Luckily, gf_guruilla and I did spend some time together in the afternoon. Some time with just the two of us was what we both really needed. Brightened my mood immensely!

We then went out for dinner (Roxie’s Famous Deli in Thousand Oaks), and did a little shopping. Drove up Westlake/Mulholland to camp, getting there around 9:00 PM. We just hung in the background talking to the camp director until the end of the Closing Circle (they had a great songleader: Robbo!). Finally picked up S&F. She had a great time, made a new friend, decided she prefered CHK/GHC to JCA Shalom, but still wanted to go home. Drove home, and we all went to bed.

So, we had a day whose plans were completely mucked up, and started out with everyone in a bad mood. We ended up with a pretty good day after all. Perhaps there’s a lesson to be learned there. I know that I was reminded that being a father means that you put your kid first, even thought that may means you get disappointed at times. There are sometimes larger responsibilities in life.

As I wrote Friday, I received a mailing from the HOA of the interval timeshare I now own in Kaanapali, Maui, HI. Since then, I’ve learned more about the situation. It’s a real mess. The impression I get is that there are a few disgruntled owners who don’t like the fact that fees were raised in order to get adequate reserves and security, and so now are making life miserable for the board, with claims and counterclaims, lawsuits and “confidential” documents, and loads of hurt feelings. Of course, I’m seeing this from the sides, not knowning the backstory having been dealing with my dad’s death when it happened. I did find this site with some information online, and I’ve been mailed more. I think I’ve got reading to do Monday.

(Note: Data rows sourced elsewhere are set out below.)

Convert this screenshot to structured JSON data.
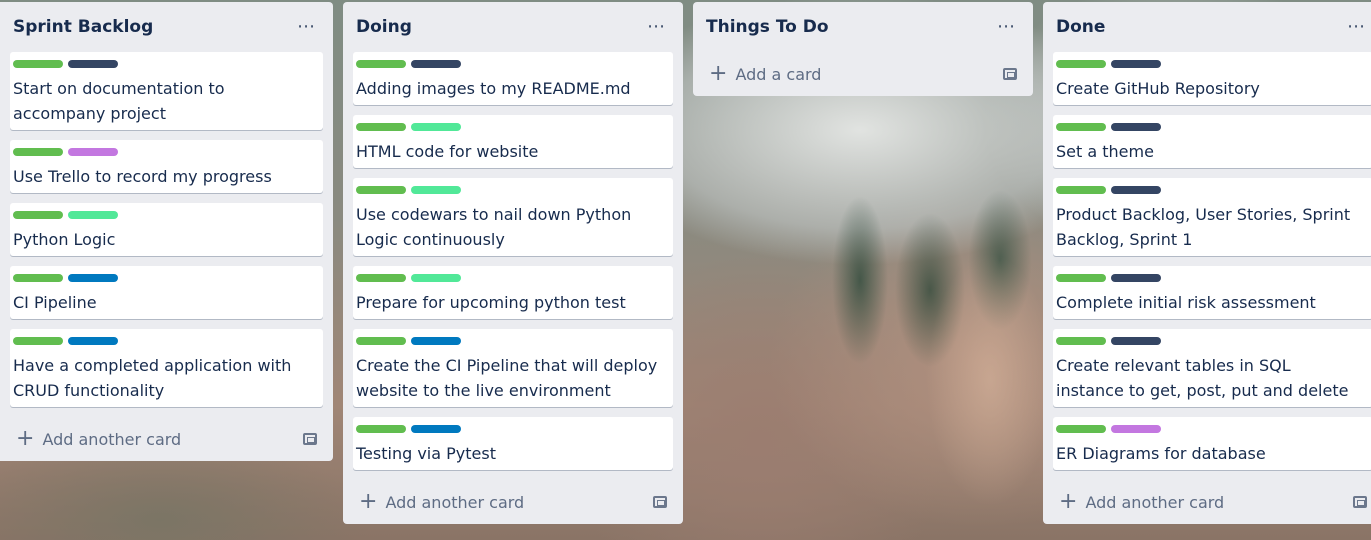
{
  "colors": {
    "green": "#61bd4f",
    "navy": "#344563",
    "purple": "#c377e0",
    "mint": "#51e898",
    "blue": "#0079bf"
  },
  "lists": [
    {
      "title": "Sprint Backlog",
      "add_label": "Add another card",
      "cards": [
        {
          "title": "Start on documentation to accompany project",
          "labels": [
            "green",
            "navy"
          ]
        },
        {
          "title": "Use Trello to record my progress",
          "labels": [
            "green",
            "purple"
          ]
        },
        {
          "title": "Python Logic",
          "labels": [
            "green",
            "mint"
          ]
        },
        {
          "title": "CI Pipeline",
          "labels": [
            "green",
            "blue"
          ]
        },
        {
          "title": "Have a completed application with CRUD functionality",
          "labels": [
            "green",
            "blue"
          ]
        }
      ]
    },
    {
      "title": "Doing",
      "add_label": "Add another card",
      "cards": [
        {
          "title": "Adding images to my README.md",
          "labels": [
            "green",
            "navy"
          ]
        },
        {
          "title": "HTML code for website",
          "labels": [
            "green",
            "mint"
          ]
        },
        {
          "title": "Use codewars to nail down Python Logic continuously",
          "labels": [
            "green",
            "mint"
          ]
        },
        {
          "title": "Prepare for upcoming python test",
          "labels": [
            "green",
            "mint"
          ]
        },
        {
          "title": "Create the CI Pipeline that will deploy website to the live environment",
          "labels": [
            "green",
            "blue"
          ]
        },
        {
          "title": "Testing via Pytest",
          "labels": [
            "green",
            "blue"
          ]
        }
      ]
    },
    {
      "title": "Things To Do",
      "add_label": "Add a card",
      "cards": []
    },
    {
      "title": "Done",
      "add_label": "Add another card",
      "cards": [
        {
          "title": "Create GitHub Repository",
          "labels": [
            "green",
            "navy"
          ]
        },
        {
          "title": "Set a theme",
          "labels": [
            "green",
            "navy"
          ]
        },
        {
          "title": "Product Backlog, User Stories, Sprint Backlog, Sprint 1",
          "labels": [
            "green",
            "navy"
          ]
        },
        {
          "title": "Complete initial risk assessment",
          "labels": [
            "green",
            "navy"
          ]
        },
        {
          "title": "Create relevant tables in SQL instance to get, post, put and delete",
          "labels": [
            "green",
            "navy"
          ]
        },
        {
          "title": "ER Diagrams for database",
          "labels": [
            "green",
            "purple"
          ]
        }
      ]
    }
  ]
}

Today. So what are we doing today. Most likely: staying home and cleaning up. This place is a mess. If I have some free time, I might work on doing some backed up FAQ updates. We’ll get S&F to clean her room (or at least, attempt to do so). Other than that: No plans.